Golden Harp (GB)
Silver Beauty (USA)
Stefan the Great (GB) The Tetrarch (IRE)
Perfect Peach (GB)
Jeanne Bowdre (USA) Luke McLuke (USA)
Black Brocade (GB) (family 3-o)[2]
  • Through the influence of his dam, Fabius was inbred 4x4 to The Tetrarch, meaning that this stallion appears twice in the fourth generation of his pedigree.


  1. ^ a b Avalyn Hunter (2003). American Classic Pedigrees. Blood-Horse Publications. Retrieved 2012-08-25.
  2. ^ a b "Black Corrie - Family 3-o". Bloodlines.net. Retrieved 2012-08-25.
  3. ^ a b "Fabius pedigree". equineline.com. 2012-05-08. Retrieved 2012-08-25.

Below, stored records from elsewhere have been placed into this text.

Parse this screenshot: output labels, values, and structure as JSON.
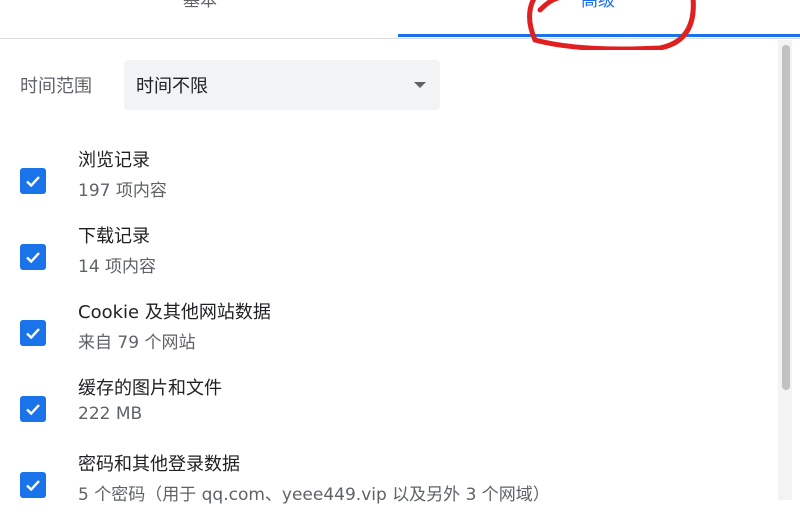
{
  "tabs": {
    "basic_label": "基本",
    "advanced_label": "高级",
    "accent_color": "#1a73e8"
  },
  "time_range": {
    "label": "时间范围",
    "selected": "时间不限"
  },
  "items": [
    {
      "title": "浏览记录",
      "subtitle": "197 项内容",
      "checked": true
    },
    {
      "title": "下载记录",
      "subtitle": "14 项内容",
      "checked": true
    },
    {
      "title": "Cookie 及其他网站数据",
      "subtitle": "来自 79 个网站",
      "checked": true
    },
    {
      "title": "缓存的图片和文件",
      "subtitle": "222 MB",
      "checked": true
    },
    {
      "title": "密码和其他登录数据",
      "subtitle": "5 个密码（用于 qq.com、yeee449.vip 以及另外 3 个网域）",
      "checked": true
    }
  ],
  "icons": {
    "checkbox": "checkmark-icon",
    "dropdown": "caret-down-icon"
  }
}
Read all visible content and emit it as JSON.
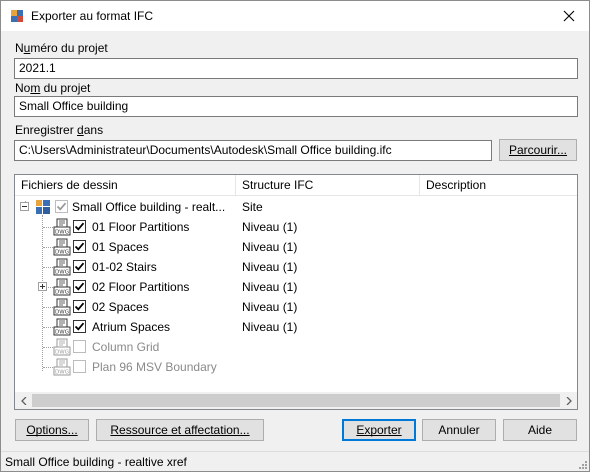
{
  "window": {
    "title": "Exporter au format IFC",
    "close_icon": "close-icon"
  },
  "project_number": {
    "label_prefix": "N",
    "label_underlined": "u",
    "label_rest": "méro du projet",
    "value": "2021.1"
  },
  "project_name": {
    "label_prefix": "No",
    "label_underlined": "m",
    "label_rest": " du projet",
    "value": "Small Office building"
  },
  "save_in": {
    "label_prefix": "Enregistrer ",
    "label_underlined": "d",
    "label_rest": "ans",
    "value": "C:\\Users\\Administrateur\\Documents\\Autodesk\\Small Office building.ifc",
    "browse_label": "Parcourir..."
  },
  "list": {
    "columns": [
      "Fichiers de dessin",
      "Structure IFC",
      "Description"
    ],
    "rows": [
      {
        "name": "Small Office building - realt...",
        "structure": "Site",
        "checked": true,
        "enabled": true,
        "icon": "project-icon"
      },
      {
        "name": "01 Floor Partitions",
        "structure": "Niveau (1)",
        "checked": true,
        "enabled": true,
        "icon": "dwg-file-icon"
      },
      {
        "name": "01 Spaces",
        "structure": "Niveau (1)",
        "checked": true,
        "enabled": true,
        "icon": "dwg-file-icon"
      },
      {
        "name": "01-02 Stairs",
        "structure": "Niveau (1)",
        "checked": true,
        "enabled": true,
        "icon": "dwg-file-icon"
      },
      {
        "name": "02 Floor Partitions",
        "structure": "Niveau (1)",
        "checked": true,
        "enabled": true,
        "icon": "dwg-file-icon"
      },
      {
        "name": "02 Spaces",
        "structure": "Niveau (1)",
        "checked": true,
        "enabled": true,
        "icon": "dwg-file-icon"
      },
      {
        "name": "Atrium Spaces",
        "structure": "Niveau (1)",
        "checked": true,
        "enabled": true,
        "icon": "dwg-file-icon"
      },
      {
        "name": "Column Grid",
        "structure": "",
        "checked": false,
        "enabled": false,
        "icon": "dwg-file-icon"
      },
      {
        "name": "Plan 96 MSV Boundary",
        "structure": "",
        "checked": false,
        "enabled": false,
        "icon": "dwg-file-icon"
      }
    ]
  },
  "buttons": {
    "options": "Options...",
    "resources": "Ressource et affectation...",
    "export": "Exporter",
    "cancel": "Annuler",
    "help": "Aide"
  },
  "status": {
    "text": "Small Office building - realtive xref"
  }
}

  4. ^ "Fabius finishes fast, captures Derby Trial". Milwaukee Sentinel. May 1, 1956. Retrieved 2012-08-25.
  5. ^ "Needles wins the hard way". Miami News. May 5, 1956. Retrieved 2012-08-25.
  6. ^ "Needles,Fabius Preakness picks". Rock Hill Herald. May 15, 1956. Retrieved 2012-08-25.
  7. ^ "Needles kick fails". Milwaukee Sentinel. May 19, 1956. Retrieved 2012-08-25.
  8. ^ "Fabius wins Jersey Stakes". Tuscaloosa News. May 27, 1956. Retrieved 2012-08-25.
  9. ^ "Ricci Tavi runs right by Fabius". Miami News. June 10, 1956. Retrieved 2012-08-25.
  10. ^ "Needles uses same Derby tactics to win Belmont by neck". St. Joseph News-Press. June 17, 1956. Retrieved 2012-08-25.
  11. ^ "Hartack Rides Fabius to Victory". New York Times. 2012-06-10. Retrieved 2012-08-25.
  12. ^ "Bardstown, Fabius, too much for Needles". Ocala Star-Banner. March 24, 1957. Retrieved 2012-08-25.

External links[edit]